Find each line of the entries with the string "JSON", please, and copy it.
BEGIN
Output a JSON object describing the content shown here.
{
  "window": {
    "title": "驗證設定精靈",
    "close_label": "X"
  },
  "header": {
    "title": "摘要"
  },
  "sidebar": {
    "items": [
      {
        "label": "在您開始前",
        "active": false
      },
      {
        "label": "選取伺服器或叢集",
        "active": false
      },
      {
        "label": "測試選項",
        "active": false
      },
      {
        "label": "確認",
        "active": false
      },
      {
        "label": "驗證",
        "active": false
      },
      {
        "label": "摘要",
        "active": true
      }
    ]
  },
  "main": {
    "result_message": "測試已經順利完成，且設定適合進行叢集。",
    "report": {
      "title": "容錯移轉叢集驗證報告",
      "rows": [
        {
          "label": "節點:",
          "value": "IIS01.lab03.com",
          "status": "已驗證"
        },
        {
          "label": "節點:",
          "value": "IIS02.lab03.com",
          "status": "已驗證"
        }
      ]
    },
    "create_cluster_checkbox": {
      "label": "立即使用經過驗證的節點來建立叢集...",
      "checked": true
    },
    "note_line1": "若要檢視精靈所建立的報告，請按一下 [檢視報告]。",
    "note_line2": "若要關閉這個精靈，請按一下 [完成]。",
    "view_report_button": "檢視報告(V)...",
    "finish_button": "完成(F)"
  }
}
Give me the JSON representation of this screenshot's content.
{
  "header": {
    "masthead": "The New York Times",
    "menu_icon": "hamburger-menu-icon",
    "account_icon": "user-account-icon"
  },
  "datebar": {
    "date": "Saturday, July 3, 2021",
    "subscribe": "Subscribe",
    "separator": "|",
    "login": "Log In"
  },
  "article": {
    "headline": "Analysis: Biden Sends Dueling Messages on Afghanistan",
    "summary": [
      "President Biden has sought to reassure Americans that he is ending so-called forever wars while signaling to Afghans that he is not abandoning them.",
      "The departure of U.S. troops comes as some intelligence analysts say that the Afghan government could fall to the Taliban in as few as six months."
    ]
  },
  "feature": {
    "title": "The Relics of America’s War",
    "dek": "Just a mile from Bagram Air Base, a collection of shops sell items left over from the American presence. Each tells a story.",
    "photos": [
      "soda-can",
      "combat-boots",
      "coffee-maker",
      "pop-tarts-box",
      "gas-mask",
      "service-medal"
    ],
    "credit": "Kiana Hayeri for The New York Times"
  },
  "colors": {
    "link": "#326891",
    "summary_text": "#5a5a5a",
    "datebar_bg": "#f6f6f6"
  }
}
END
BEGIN
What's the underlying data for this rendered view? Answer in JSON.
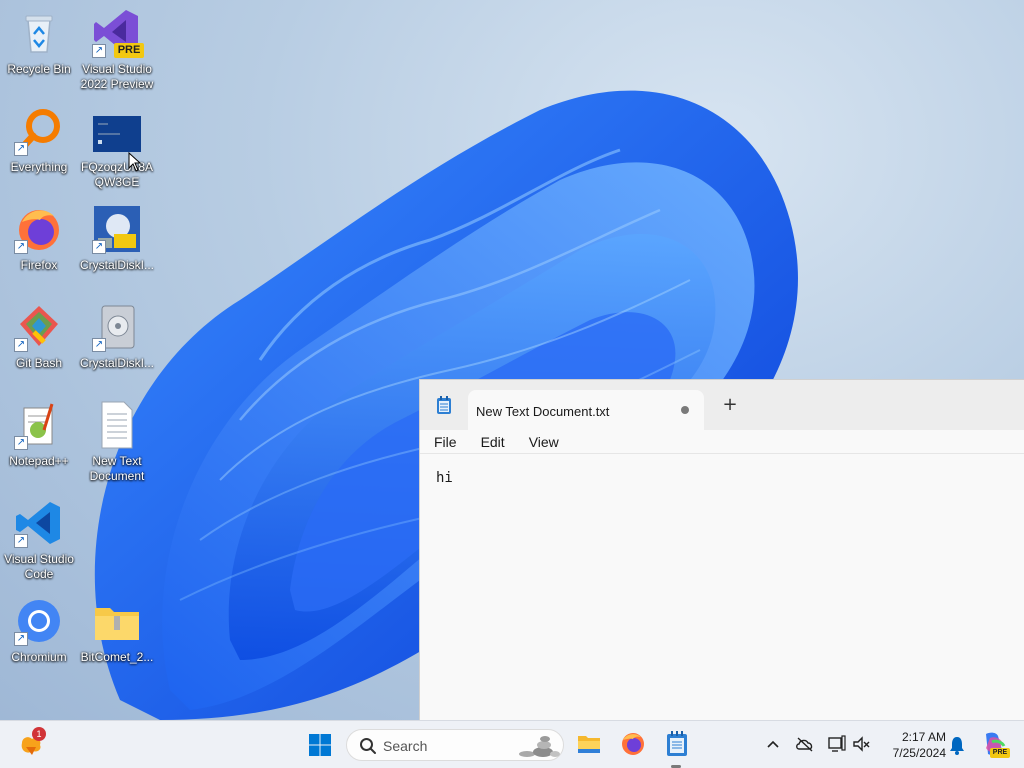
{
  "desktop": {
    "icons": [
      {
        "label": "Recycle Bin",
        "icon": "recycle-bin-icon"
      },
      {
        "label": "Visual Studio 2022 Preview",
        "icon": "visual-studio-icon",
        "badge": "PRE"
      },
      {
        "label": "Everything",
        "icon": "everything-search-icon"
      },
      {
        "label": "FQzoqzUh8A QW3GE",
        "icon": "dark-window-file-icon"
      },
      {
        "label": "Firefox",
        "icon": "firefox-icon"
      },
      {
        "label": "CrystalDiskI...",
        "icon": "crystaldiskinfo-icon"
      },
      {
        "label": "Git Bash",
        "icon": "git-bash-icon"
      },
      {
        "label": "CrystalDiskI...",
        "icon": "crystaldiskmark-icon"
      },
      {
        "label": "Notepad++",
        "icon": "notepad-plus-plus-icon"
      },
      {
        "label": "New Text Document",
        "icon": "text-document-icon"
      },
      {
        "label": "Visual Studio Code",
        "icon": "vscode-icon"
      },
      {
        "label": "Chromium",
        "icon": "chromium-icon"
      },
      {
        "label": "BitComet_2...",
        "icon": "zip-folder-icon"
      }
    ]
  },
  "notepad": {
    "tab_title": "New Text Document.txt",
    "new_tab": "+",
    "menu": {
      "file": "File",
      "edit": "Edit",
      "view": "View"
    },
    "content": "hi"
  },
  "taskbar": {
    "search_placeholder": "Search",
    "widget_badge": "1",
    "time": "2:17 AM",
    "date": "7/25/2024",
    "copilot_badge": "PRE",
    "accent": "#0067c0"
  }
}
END
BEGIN
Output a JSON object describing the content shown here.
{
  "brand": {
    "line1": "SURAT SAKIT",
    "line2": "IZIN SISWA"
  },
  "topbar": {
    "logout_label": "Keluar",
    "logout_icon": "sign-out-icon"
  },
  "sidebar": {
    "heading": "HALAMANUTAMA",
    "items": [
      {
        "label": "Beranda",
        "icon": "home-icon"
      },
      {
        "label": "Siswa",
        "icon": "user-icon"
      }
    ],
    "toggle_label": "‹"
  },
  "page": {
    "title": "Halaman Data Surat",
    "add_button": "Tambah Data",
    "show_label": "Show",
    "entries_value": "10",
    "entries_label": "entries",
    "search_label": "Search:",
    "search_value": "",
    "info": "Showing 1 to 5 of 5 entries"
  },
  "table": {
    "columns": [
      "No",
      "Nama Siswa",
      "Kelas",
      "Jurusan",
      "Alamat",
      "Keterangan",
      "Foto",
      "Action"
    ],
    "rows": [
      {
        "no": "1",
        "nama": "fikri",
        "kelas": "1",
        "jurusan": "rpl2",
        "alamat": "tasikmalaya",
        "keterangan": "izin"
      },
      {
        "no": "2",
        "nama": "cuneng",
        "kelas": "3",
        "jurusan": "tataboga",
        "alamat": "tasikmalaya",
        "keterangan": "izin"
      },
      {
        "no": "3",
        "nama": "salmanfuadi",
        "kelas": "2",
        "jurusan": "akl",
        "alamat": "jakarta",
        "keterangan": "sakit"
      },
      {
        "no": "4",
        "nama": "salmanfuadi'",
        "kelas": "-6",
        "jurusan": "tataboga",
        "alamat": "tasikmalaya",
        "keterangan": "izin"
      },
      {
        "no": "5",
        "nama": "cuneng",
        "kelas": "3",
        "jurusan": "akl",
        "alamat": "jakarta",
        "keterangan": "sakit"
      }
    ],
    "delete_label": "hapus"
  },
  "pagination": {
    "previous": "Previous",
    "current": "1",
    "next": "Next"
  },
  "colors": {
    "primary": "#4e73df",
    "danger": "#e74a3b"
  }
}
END
YOUR SOLUTION
Output a JSON object describing the content shown here.
Give me the JSON representation of this screenshot's content.
What's the underlying data for this rendered view? Answer in JSON.
Output a JSON object describing the content shown here.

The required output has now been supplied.